When cooked by the ultra-violet rays of the sun this witches’ brew turns into an abNOxious ozone soup that carpets the land like fog on a fen. Breathing ozone is, as hip scientists like to say, is contraindicated.
An area filled with ozone is a no-zone. Breathing it causes your respiratory system to revolt. Your throat gets raspy. You cough. Your chest tightens. If you have asthma, you’re in for a rough ride. Even if you don’t, ozone creeps into your lungs and begins to chisel away at the cell lining of your lungs, and the deleterious effects don’t stop there.
If it is your misfortune to have a chronic lung disease like bronchitis or emphysema, you will find your already dire diagnosis subject to serious aggravation. And, one other thing, it appears that ozone has the insidious ability to compromise your immune system, making it more likely that you will contract one of the suite of diseases made more unpleasant by ozone, a death spiral, if you will.
Epidemiologists tell us that effects of ozone are particularly hard on kids and exercising adults. It hardly seems fair that adolescent gamers and sedentary seniors are the only ones in an ozone infected environment to get a break, does it.
Ozone has been a big problem for the last few years in New England and six other states in the Eastern United States because the normally clean air from Canada arrived laden with high concentrations of ozone.
The scientists explained that high pressure trapped pollutants from the Fort McMurray fire over the Great Lakes before the normally clean winds transported the ozone to the aforementioned U.S. states. As a result, the ozone levels in those areas was so high that the states had to apply of exemptions for pollution levels that exceeded the US National Ambient Air Quality Standards.
The Fort Mac fire caused the largest evacuation in Alberta’s history. It wiped out almost 600,000 hectares of land and torched 2,400 buildings. It went out of control in July of 2016 and wasn’t extinguished until a year later.
The Environmental Protection Agency is still concerned because of the cumulative effects of the many fires in B.C. last summer. As their satellites follow the smoke from Alberta as it makes its way toward Europe, they worry because they appreciate that B.C.’s 2017 firestorm was actually worse than the burn in Fort McMurray.
And, what about the people of B.C.? When I drove through Smithers this summer, the air quality was so bad we could only see a few blocks. How bad was the air in the Cariboo where people ate smoke all summer?

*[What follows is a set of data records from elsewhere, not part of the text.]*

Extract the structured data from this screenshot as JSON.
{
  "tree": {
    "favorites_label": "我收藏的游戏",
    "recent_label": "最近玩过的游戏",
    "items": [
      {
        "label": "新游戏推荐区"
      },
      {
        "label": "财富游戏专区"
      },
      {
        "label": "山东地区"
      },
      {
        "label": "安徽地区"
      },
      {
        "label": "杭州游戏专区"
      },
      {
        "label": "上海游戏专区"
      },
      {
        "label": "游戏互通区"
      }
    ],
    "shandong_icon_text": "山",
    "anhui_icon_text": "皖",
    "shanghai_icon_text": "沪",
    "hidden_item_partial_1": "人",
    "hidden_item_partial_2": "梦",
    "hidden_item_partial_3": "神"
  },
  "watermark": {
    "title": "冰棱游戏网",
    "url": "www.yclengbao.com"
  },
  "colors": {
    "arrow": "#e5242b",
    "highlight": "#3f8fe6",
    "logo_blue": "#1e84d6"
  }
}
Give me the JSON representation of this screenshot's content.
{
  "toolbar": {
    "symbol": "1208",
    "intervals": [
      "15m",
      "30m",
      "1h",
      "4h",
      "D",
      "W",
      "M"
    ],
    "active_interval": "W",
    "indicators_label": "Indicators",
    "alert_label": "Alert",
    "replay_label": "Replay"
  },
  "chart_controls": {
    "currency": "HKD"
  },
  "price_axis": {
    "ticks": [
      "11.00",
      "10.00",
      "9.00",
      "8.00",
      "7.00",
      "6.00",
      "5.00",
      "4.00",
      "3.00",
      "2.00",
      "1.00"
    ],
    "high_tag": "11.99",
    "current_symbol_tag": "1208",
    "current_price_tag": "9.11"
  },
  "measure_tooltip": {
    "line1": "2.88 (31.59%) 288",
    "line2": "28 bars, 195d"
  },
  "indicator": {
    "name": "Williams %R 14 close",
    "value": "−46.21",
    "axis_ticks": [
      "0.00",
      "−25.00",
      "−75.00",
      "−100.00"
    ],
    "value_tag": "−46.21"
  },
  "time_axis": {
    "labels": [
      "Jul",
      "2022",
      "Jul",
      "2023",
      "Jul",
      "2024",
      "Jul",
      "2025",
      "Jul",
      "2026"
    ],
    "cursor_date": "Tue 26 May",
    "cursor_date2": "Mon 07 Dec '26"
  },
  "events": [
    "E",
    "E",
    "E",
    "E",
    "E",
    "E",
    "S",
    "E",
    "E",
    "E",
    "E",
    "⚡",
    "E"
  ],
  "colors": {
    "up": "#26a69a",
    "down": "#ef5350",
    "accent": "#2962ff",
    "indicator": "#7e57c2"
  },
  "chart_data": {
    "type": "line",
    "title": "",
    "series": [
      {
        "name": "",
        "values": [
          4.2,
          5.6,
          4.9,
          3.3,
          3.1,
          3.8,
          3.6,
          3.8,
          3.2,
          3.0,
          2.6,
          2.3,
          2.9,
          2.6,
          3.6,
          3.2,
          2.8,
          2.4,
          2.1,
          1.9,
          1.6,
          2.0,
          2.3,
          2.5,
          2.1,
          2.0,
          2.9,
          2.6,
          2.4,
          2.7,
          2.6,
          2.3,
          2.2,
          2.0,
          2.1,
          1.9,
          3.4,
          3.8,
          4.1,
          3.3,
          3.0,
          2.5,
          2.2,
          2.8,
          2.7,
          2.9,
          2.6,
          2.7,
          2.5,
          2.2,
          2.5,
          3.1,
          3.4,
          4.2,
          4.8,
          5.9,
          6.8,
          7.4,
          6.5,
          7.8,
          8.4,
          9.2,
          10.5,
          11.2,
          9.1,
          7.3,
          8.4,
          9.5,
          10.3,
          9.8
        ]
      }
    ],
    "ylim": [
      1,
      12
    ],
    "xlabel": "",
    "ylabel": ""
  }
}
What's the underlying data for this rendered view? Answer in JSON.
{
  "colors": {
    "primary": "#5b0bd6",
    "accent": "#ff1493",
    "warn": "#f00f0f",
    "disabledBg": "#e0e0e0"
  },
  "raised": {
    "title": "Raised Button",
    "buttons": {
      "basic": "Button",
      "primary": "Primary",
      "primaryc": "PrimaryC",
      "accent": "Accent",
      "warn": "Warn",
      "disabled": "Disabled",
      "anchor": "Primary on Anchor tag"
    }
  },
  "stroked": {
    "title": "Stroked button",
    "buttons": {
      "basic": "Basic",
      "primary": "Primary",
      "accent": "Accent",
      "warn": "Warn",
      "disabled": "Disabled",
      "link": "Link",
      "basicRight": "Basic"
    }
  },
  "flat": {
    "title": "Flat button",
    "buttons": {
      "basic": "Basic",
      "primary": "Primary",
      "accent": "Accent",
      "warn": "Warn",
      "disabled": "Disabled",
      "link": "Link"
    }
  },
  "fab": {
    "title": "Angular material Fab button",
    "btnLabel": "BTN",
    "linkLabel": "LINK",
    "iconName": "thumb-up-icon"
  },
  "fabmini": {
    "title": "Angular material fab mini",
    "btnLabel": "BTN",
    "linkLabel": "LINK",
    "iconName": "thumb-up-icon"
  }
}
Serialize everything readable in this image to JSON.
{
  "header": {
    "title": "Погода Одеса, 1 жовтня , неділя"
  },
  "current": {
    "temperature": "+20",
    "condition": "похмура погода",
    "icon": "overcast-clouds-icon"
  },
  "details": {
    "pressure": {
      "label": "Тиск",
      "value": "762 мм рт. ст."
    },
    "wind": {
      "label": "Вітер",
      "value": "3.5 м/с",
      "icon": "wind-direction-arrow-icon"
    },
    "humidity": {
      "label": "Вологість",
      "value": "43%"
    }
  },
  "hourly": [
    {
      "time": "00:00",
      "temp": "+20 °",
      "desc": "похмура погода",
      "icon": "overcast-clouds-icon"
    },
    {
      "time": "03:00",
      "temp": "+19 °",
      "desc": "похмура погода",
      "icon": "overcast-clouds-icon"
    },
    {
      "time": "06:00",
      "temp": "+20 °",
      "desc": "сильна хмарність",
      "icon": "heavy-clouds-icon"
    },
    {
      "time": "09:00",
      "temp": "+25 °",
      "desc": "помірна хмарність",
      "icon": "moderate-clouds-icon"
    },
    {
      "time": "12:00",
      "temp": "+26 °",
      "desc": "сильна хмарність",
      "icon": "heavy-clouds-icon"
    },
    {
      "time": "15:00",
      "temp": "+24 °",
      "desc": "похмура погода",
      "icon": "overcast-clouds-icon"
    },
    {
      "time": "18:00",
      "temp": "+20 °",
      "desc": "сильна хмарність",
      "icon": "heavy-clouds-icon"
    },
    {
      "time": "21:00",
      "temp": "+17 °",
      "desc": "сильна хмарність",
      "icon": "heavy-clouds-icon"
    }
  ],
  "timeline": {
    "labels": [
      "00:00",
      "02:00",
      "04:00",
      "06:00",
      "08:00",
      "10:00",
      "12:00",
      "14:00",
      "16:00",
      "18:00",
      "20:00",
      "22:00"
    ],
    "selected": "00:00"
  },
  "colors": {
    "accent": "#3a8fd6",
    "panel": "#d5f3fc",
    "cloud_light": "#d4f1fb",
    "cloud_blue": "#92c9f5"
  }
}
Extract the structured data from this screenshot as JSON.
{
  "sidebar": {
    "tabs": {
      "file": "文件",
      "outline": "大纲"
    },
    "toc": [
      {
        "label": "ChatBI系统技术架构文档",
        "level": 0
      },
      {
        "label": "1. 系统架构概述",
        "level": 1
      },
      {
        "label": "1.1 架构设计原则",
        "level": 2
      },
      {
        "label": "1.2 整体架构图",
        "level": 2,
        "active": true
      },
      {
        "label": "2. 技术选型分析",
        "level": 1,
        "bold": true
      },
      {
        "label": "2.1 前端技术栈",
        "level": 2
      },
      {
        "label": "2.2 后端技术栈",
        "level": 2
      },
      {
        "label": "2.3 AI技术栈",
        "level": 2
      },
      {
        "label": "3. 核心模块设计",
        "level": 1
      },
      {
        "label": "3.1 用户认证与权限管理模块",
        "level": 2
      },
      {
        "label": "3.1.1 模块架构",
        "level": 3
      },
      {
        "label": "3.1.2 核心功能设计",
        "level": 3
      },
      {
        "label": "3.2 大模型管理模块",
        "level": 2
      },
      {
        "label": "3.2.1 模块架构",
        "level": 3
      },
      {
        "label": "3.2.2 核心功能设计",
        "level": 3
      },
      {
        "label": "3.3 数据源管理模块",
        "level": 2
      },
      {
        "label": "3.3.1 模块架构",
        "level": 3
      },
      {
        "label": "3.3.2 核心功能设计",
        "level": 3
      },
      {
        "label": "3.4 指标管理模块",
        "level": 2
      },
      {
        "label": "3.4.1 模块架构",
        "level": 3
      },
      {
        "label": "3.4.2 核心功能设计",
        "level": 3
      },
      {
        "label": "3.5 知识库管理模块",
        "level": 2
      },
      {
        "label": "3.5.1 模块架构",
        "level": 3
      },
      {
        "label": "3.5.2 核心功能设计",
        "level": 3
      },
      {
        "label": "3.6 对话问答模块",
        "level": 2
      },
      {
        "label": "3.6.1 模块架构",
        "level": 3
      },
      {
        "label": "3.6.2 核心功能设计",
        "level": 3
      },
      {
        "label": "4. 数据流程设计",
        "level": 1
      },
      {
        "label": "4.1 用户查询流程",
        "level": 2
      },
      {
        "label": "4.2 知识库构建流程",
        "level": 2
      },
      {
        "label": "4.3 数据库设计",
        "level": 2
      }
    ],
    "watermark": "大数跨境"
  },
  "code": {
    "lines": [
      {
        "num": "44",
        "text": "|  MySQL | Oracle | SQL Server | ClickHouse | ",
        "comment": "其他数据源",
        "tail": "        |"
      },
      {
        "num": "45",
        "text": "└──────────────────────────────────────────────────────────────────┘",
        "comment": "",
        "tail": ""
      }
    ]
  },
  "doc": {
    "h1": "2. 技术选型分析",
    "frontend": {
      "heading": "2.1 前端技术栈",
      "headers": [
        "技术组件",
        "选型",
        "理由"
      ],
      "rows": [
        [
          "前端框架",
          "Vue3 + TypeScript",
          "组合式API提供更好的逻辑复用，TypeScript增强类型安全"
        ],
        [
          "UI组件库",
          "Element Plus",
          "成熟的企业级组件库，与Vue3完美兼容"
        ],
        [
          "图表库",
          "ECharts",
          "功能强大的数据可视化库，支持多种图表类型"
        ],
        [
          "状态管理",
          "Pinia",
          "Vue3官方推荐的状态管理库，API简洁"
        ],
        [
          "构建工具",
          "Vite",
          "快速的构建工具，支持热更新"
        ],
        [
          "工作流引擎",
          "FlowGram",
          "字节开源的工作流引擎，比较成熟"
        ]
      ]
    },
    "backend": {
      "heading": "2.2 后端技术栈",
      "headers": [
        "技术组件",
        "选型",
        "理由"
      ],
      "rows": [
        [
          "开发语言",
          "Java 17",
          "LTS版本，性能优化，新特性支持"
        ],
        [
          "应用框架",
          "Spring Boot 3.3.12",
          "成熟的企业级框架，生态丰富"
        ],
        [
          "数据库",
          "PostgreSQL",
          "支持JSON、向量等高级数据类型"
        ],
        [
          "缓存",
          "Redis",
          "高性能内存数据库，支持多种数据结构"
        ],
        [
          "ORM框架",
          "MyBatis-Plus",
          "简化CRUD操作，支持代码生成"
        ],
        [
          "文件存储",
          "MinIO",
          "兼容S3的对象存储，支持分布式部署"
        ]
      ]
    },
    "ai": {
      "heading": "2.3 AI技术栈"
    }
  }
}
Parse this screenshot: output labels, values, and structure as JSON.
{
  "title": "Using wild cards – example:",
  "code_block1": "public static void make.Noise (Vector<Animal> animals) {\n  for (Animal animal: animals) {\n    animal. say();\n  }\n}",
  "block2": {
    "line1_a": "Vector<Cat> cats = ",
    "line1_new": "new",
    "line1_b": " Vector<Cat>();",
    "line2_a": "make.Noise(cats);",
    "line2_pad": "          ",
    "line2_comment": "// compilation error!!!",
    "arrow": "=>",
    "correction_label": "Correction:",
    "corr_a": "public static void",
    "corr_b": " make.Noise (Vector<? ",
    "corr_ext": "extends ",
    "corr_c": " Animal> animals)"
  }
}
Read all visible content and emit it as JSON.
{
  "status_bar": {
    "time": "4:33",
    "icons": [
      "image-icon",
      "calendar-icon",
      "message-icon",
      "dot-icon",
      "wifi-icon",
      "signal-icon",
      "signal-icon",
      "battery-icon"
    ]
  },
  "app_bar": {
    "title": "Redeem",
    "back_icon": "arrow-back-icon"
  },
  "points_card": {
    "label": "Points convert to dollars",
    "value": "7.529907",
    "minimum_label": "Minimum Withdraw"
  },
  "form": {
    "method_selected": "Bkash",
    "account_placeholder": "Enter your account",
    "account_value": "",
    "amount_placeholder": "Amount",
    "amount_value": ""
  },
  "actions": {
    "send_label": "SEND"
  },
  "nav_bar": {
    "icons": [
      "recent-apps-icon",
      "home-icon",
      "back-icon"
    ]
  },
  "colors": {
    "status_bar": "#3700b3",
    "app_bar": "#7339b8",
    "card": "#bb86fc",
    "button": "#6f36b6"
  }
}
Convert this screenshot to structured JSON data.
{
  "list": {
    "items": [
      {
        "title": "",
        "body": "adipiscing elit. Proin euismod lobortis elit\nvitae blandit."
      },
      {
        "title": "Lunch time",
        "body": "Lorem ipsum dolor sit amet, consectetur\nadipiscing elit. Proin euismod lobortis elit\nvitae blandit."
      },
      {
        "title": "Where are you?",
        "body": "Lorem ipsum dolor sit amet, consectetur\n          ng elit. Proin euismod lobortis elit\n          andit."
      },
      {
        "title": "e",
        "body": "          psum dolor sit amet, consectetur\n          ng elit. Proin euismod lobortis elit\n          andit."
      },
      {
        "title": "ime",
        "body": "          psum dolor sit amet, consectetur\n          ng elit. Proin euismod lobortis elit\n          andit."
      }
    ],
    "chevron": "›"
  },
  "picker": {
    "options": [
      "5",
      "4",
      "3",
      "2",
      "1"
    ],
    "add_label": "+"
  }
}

Make no mistake about it, bad air kills people. Lung cancer is still the most deadly strain of the disease. Pulmonary complaints cause huge amounts of misery and are an enormous draw on the medical system.
The number and extent of wildfires is increasing on this continent as a result of climate change and the only way to reverse this trend or, at least hold it at bay, is to reverse the dependence on fossil fuels through solar, nuclear, and wind power. Nothing else will arrest the inferno.
The economic drivers of the 20th century simply will not work and are logically and morally bankrupt.